• **TASK**
All lines that hold the string "value" should be copied. Find them in the listing below.

• **GIVEN INFORMATION**
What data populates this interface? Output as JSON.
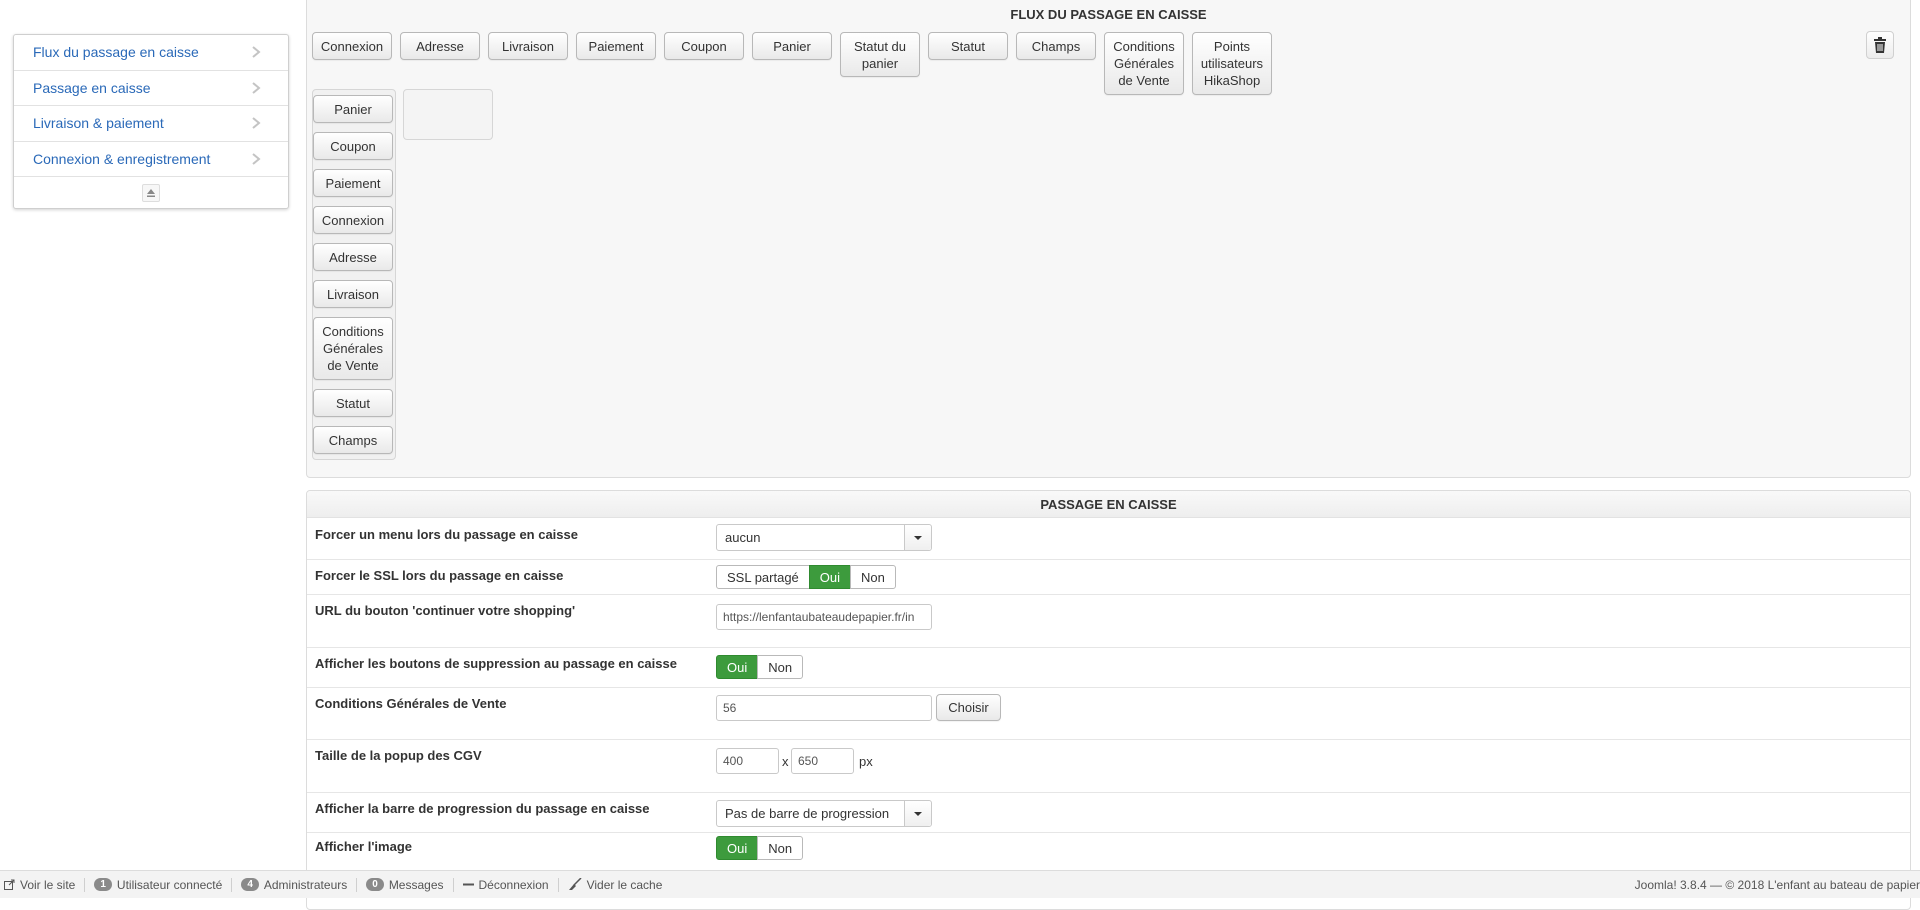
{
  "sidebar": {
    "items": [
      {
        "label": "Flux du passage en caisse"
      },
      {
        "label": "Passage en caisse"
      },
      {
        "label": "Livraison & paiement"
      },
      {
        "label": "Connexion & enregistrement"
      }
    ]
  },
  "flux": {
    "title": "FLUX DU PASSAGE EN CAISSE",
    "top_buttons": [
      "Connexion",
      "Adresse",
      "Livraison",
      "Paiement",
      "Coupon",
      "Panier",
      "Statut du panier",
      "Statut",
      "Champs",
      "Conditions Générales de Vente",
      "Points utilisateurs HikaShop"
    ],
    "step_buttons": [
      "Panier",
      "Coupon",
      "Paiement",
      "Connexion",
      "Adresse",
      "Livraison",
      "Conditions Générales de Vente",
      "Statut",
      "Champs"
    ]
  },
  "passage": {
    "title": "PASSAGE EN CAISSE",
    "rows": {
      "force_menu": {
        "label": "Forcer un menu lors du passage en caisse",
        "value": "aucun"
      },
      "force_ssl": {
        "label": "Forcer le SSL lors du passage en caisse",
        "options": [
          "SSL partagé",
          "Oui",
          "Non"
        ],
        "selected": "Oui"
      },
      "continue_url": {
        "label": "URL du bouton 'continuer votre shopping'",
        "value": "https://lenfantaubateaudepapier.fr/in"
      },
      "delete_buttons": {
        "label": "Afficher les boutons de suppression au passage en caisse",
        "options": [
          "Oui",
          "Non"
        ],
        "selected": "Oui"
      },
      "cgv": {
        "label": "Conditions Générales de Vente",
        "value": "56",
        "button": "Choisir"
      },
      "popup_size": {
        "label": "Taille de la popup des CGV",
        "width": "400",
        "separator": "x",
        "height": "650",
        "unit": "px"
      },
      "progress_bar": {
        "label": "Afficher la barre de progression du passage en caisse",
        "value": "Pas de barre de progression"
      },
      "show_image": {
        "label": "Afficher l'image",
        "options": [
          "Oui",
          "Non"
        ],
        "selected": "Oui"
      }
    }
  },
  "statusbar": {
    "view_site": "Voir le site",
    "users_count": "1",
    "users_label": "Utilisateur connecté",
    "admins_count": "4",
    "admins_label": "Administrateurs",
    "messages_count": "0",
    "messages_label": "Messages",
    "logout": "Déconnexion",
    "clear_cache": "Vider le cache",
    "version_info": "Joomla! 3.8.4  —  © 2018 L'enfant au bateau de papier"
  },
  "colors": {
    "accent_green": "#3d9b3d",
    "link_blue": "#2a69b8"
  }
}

• **TASK RESULT**
        "value": "aucun"
        "value": "https://lenfantaubateaudepapier.fr/in"
        "value": "56",
        "value": "Pas de barre de progression"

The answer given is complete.